(Excerpts from an interface dataset)
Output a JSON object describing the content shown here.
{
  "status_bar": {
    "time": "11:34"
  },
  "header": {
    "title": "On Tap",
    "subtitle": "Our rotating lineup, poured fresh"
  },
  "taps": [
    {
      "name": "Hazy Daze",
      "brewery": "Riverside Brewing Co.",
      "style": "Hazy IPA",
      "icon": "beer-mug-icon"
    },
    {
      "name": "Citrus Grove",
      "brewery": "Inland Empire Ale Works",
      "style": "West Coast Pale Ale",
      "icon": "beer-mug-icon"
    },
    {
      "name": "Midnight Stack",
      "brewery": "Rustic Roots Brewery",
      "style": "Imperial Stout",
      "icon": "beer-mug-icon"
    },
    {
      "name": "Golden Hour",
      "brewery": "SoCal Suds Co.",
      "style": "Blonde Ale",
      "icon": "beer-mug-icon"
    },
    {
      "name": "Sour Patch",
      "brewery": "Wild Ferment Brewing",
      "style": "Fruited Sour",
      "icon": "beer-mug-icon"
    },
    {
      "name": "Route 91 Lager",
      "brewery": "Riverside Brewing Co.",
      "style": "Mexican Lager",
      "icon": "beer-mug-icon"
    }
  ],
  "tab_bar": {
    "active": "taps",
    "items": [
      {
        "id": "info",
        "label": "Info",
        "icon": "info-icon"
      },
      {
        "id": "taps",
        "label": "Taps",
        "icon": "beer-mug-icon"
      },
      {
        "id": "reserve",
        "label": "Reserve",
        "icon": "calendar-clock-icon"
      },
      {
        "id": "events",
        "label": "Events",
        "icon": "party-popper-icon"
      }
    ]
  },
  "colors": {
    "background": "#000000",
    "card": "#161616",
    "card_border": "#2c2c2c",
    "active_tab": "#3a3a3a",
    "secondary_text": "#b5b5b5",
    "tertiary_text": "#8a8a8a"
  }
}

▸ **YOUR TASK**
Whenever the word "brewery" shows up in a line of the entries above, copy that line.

▸ **ANSWER FOR THE TASK**
      "brewery": "Riverside Brewing Co.",
      "brewery": "Inland Empire Ale Works",
      "brewery": "Rustic Roots Brewery",
      "brewery": "SoCal Suds Co.",
      "brewery": "Wild Ferment Brewing",
      "brewery": "Riverside Brewing Co.",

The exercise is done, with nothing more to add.